Assignment: Look over the listing below and tally the lines in which the word "structured" turns up. Answer with the tally only.

Data in this exercise:
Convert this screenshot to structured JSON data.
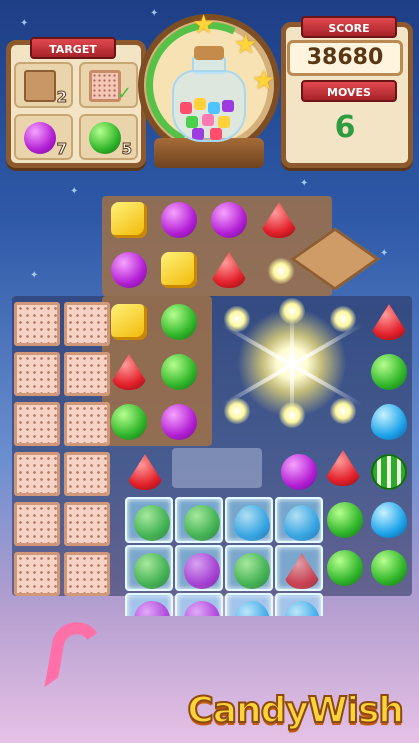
{
  "hud": {
    "target_label": "TARGET",
    "score_label": "SCORE",
    "score_value": "38680",
    "moves_label": "MOVES",
    "moves_value": "6",
    "targets": [
      {
        "icon": "crate-icon",
        "count": "2"
      },
      {
        "icon": "cracker-icon",
        "count": "✓"
      },
      {
        "icon": "purple-candy-icon",
        "count": "7"
      },
      {
        "icon": "green-candy-icon",
        "count": "5"
      }
    ],
    "progress_stars": 3
  },
  "logo": {
    "title": "CandyWish"
  },
  "colors": {
    "wood": "#8d5a2d",
    "ribbon_red": "#c8343a",
    "moves_green": "#2e9c3f",
    "sky_top": "#1d3f86"
  }
}
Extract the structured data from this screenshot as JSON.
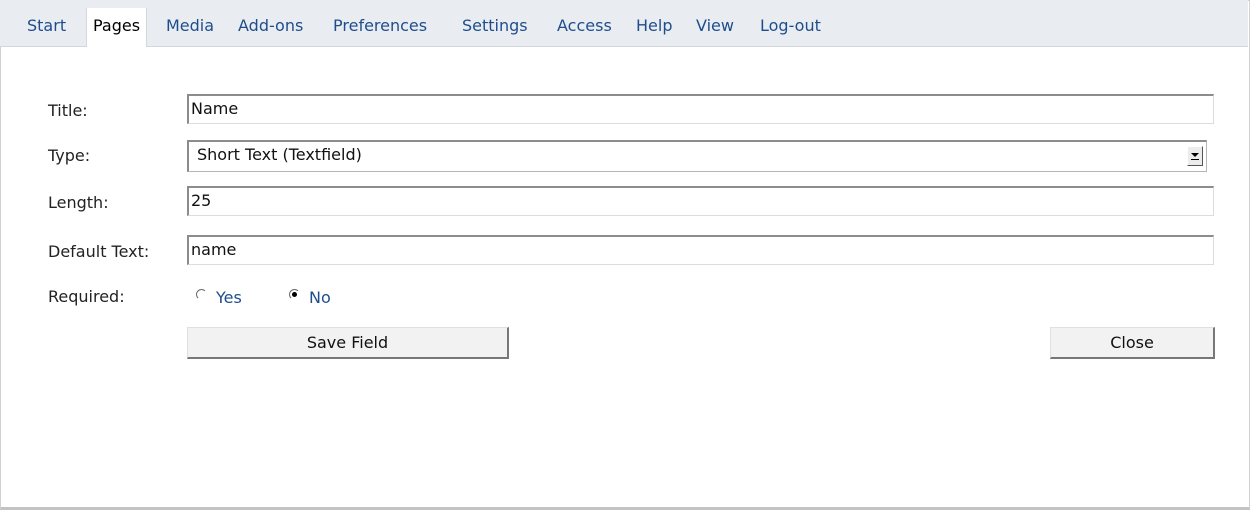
{
  "nav": {
    "items": [
      {
        "label": "Start"
      },
      {
        "label": "Pages"
      },
      {
        "label": "Media"
      },
      {
        "label": "Add-ons"
      },
      {
        "label": "Preferences"
      },
      {
        "label": "Settings"
      },
      {
        "label": "Access"
      },
      {
        "label": "Help"
      },
      {
        "label": "View"
      },
      {
        "label": "Log-out"
      }
    ],
    "active": "Pages"
  },
  "form": {
    "title_label": "Title:",
    "title_value": "Name",
    "type_label": "Type:",
    "type_value": "Short Text (Textfield)",
    "length_label": "Length:",
    "length_value": "25",
    "default_label": "Default Text:",
    "default_value": "name",
    "required_label": "Required:",
    "required_options": [
      "Yes",
      "No"
    ],
    "required_selected": "No",
    "save_label": "Save Field",
    "close_label": "Close"
  },
  "colors": {
    "nav_bg": "#e9edf1",
    "link": "#1f4d8c"
  },
  "icons": {
    "type_dropdown": "chevron-down-icon"
  }
}
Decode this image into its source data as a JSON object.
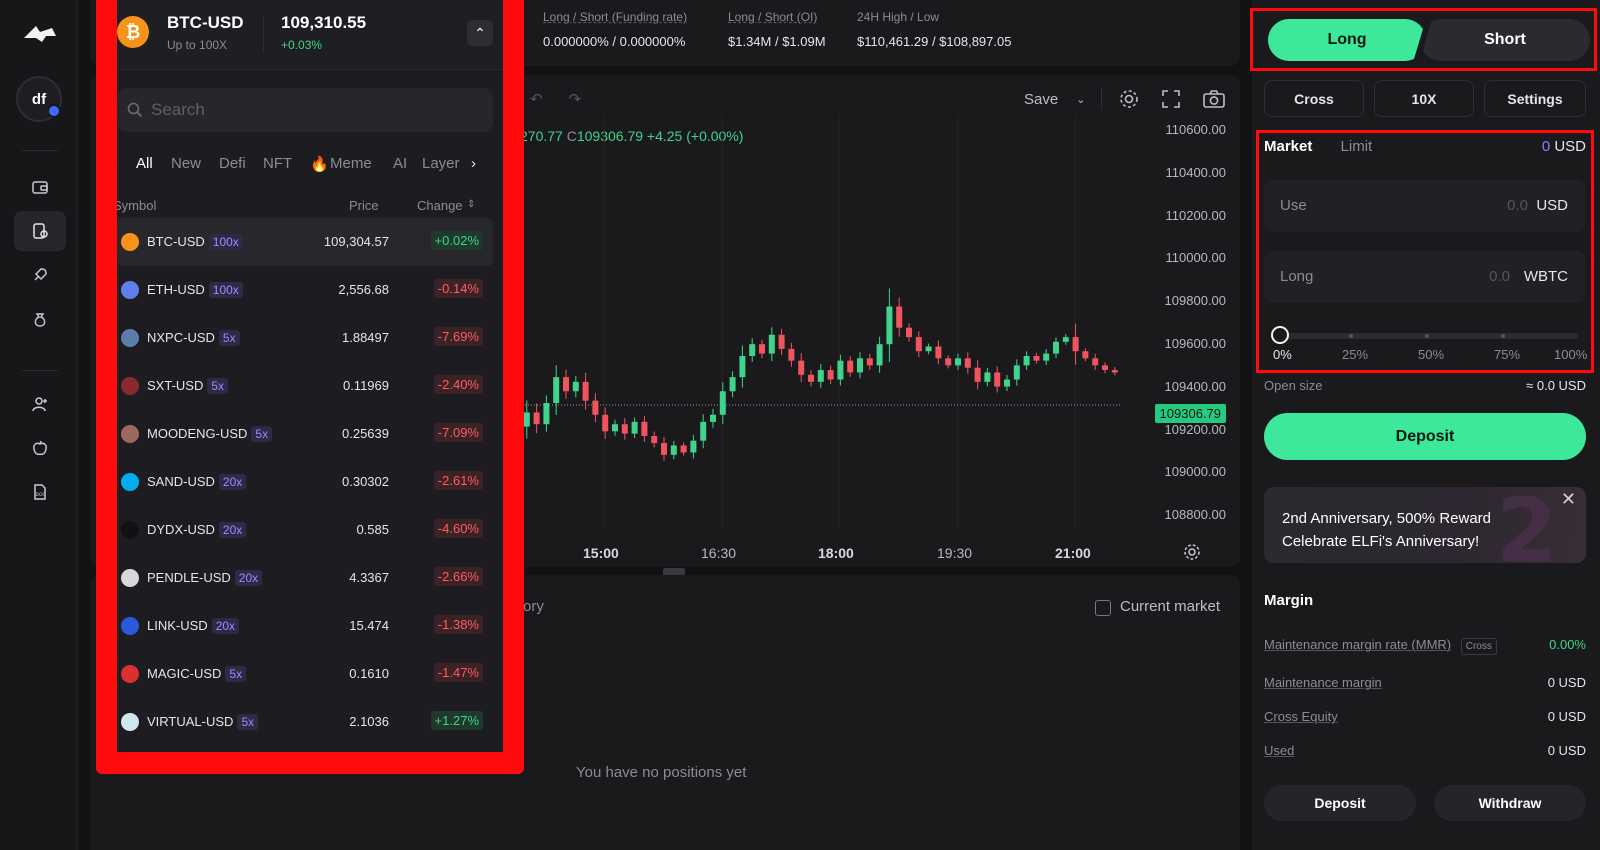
{
  "market": {
    "symbol": "BTC-USD",
    "leverage_note": "Up to 100X",
    "price": "109,310.55",
    "change": "+0.03%"
  },
  "stats": [
    {
      "label": "Long / Short (Funding rate)",
      "value": "0.000000% / 0.000000%"
    },
    {
      "label": "Long / Short (OI)",
      "value": "$1.34M / $1.09M"
    },
    {
      "label": "24H High / Low",
      "value": "$110,461.29 / $108,897.05"
    }
  ],
  "search": {
    "placeholder": "Search"
  },
  "categories": [
    "All",
    "New",
    "Defi",
    "NFT",
    "Meme",
    "AI",
    "Layer"
  ],
  "columns": {
    "symbol": "Symbol",
    "price": "Price",
    "change": "Change"
  },
  "rows": [
    {
      "symbol": "BTC-USD",
      "lev": "100x",
      "price": "109,304.57",
      "change": "+0.02%",
      "dir": "pos",
      "color": "#f7931a"
    },
    {
      "symbol": "ETH-USD",
      "lev": "100x",
      "price": "2,556.68",
      "change": "-0.14%",
      "dir": "neg",
      "color": "#627eea"
    },
    {
      "symbol": "NXPC-USD",
      "lev": "5x",
      "price": "1.88497",
      "change": "-7.69%",
      "dir": "neg",
      "color": "#5b7fa8"
    },
    {
      "symbol": "SXT-USD",
      "lev": "5x",
      "price": "0.11969",
      "change": "-2.40%",
      "dir": "neg",
      "color": "#8a2a2a"
    },
    {
      "symbol": "MOODENG-USD",
      "lev": "5x",
      "price": "0.25639",
      "change": "-7.09%",
      "dir": "neg",
      "color": "#9a6a5a"
    },
    {
      "symbol": "SAND-USD",
      "lev": "20x",
      "price": "0.30302",
      "change": "-2.61%",
      "dir": "neg",
      "color": "#00adef"
    },
    {
      "symbol": "DYDX-USD",
      "lev": "20x",
      "price": "0.585",
      "change": "-4.60%",
      "dir": "neg",
      "color": "#111111"
    },
    {
      "symbol": "PENDLE-USD",
      "lev": "20x",
      "price": "4.3367",
      "change": "-2.66%",
      "dir": "neg",
      "color": "#d8d8d8"
    },
    {
      "symbol": "LINK-USD",
      "lev": "20x",
      "price": "15.474",
      "change": "-1.38%",
      "dir": "neg",
      "color": "#2a5ada"
    },
    {
      "symbol": "MAGIC-USD",
      "lev": "5x",
      "price": "0.1610",
      "change": "-1.47%",
      "dir": "neg",
      "color": "#dc2f2f"
    },
    {
      "symbol": "VIRTUAL-USD",
      "lev": "5x",
      "price": "2.1036",
      "change": "+1.27%",
      "dir": "pos",
      "color": "#cfe8ef"
    }
  ],
  "chart": {
    "save_label": "Save",
    "ohlc_prefix": "270.77",
    "ohlc_c_label": "C",
    "ohlc_close": "109306.79 +4.25 (+0.00%)",
    "last_price": "109306.79",
    "y_ticks": [
      "110600.00",
      "110400.00",
      "110200.00",
      "110000.00",
      "109800.00",
      "109600.00",
      "109400.00",
      "109200.00",
      "109000.00",
      "108800.00"
    ],
    "x_ticks": [
      "15:00",
      "16:30",
      "18:00",
      "19:30",
      "21:00"
    ],
    "x_ticks_bold": [
      true,
      false,
      true,
      false,
      true
    ]
  },
  "positions": {
    "history_tab": "ory",
    "current_market_label": "Current market",
    "empty_text": "You have no positions yet"
  },
  "order": {
    "long_label": "Long",
    "short_label": "Short",
    "cross_label": "Cross",
    "leverage_label": "10X",
    "settings_label": "Settings",
    "market_tab": "Market",
    "limit_tab": "Limit",
    "balance_value": "0",
    "balance_unit": "USD",
    "use_label": "Use",
    "use_value": "0.0",
    "use_unit": "USD",
    "long_field_label": "Long",
    "long_value": "0.0",
    "long_unit": "WBTC",
    "slider_ticks": [
      "0%",
      "25%",
      "50%",
      "75%",
      "100%"
    ],
    "slider_percent": 0,
    "open_size_label": "Open size",
    "open_size_value": "≈ 0.0 USD",
    "deposit_label": "Deposit"
  },
  "banner": {
    "line1": "2nd Anniversary, 500% Reward",
    "line2": "Celebrate ELFi's Anniversary!",
    "numeral": "2"
  },
  "margin": {
    "title": "Margin",
    "rows": [
      {
        "label": "Maintenance margin rate (MMR)",
        "tag": "Cross",
        "value": "0.00%"
      },
      {
        "label": "Maintenance margin",
        "value": "0 USD"
      },
      {
        "label": "Cross Equity",
        "value": "0 USD"
      },
      {
        "label": "Used",
        "value": "0 USD"
      }
    ],
    "deposit_label": "Deposit",
    "withdraw_label": "Withdraw"
  },
  "rail": {
    "avatar_initials": "df"
  },
  "colors": {
    "accent_green": "#3ee89a",
    "up": "#3fd38c",
    "down": "#ff5d5d",
    "annotation": "#ff0b0b"
  }
}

Answer to this problem: 2